The JP Morgan research report on United helpfully included the EBITDA multiples paid (or offered) for stakes in ten European clubs (including the Glazers buying United). The multiples ranged from a low of 12.2x implied by the Rhone offer to buy 40% of Liverpool to the 18.9x paid by Roman Abramovich when he bought Chelsea. His presence on the list, as well as football finance geniuses like Hicks and Gillett shows the problems with valuing big clubs. There are so few precedents and all too often the price is crazy and irrational. There is no efficient market for assets like Manchester United, the number of individuals who could afford the club is tiny. Anyway, Forbes' 12.2x used to value United looks perfectly sensible as United's profits are hardly depressed, indeed JP Morgan show last year being the peak for a few years to come.
So Forbes value United at £1.19bn. Where journalists such as Mark Ogden at the Telegraph get confused is that they forget that this includes United's debt. Forbes says there is $844m (£518m) of debt which I assume is the bank debt on the balance sheet last June. This obviously excludes the PIKs, but that really doesn't matter. The £1.19bn is their estimate of the value of the whole business. The debt figure you use just drives the equity value (the value of the Glazers' shares in United).
Which brings us to the Red Knights. Articles such as this one by the ever sensible BBC Sports Editor David Bond (ex-Daily Telegraph himself) suggest the Red Knights will offer around £1.2bn. Let's be totally clear here, this number is the enterprise value of United, it is completely comparable with the Forbes valuation. David Bond goes on to suggest that the Red Knights intend to keep United's bonds in place in the short-term (something I wrote about recently). So if the offer was c. £1.2bn and they kept £534m of bonds, the Red Knights would need to raise around £700m to fund their offer.
Hopefully you can see how the confusion has arisen between the £700m described in the paragraph above and the £1.2bn Forbes valuation.
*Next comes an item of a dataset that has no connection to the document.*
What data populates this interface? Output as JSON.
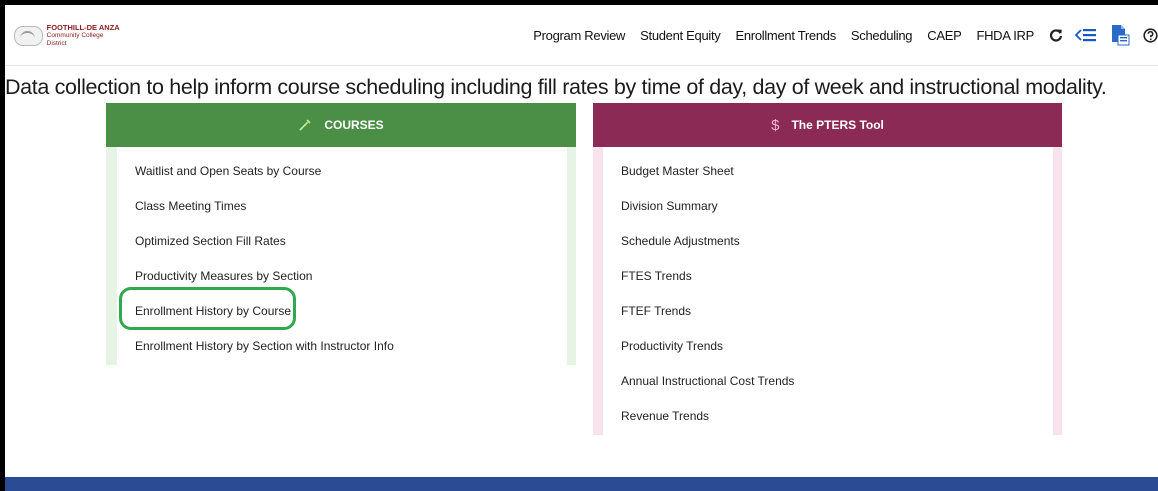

If the Glazers sold Manchester United to the Red Knights at Forbes' valuation, the Red Knights would pay them around £700m in cash, the Glazers would have to pay off the PIKs, leaving them with around £500m for their (and our trouble). And the rest of us would go back to worrying about Rafael Da Silva's immaturity vs. his undoubted natural talent.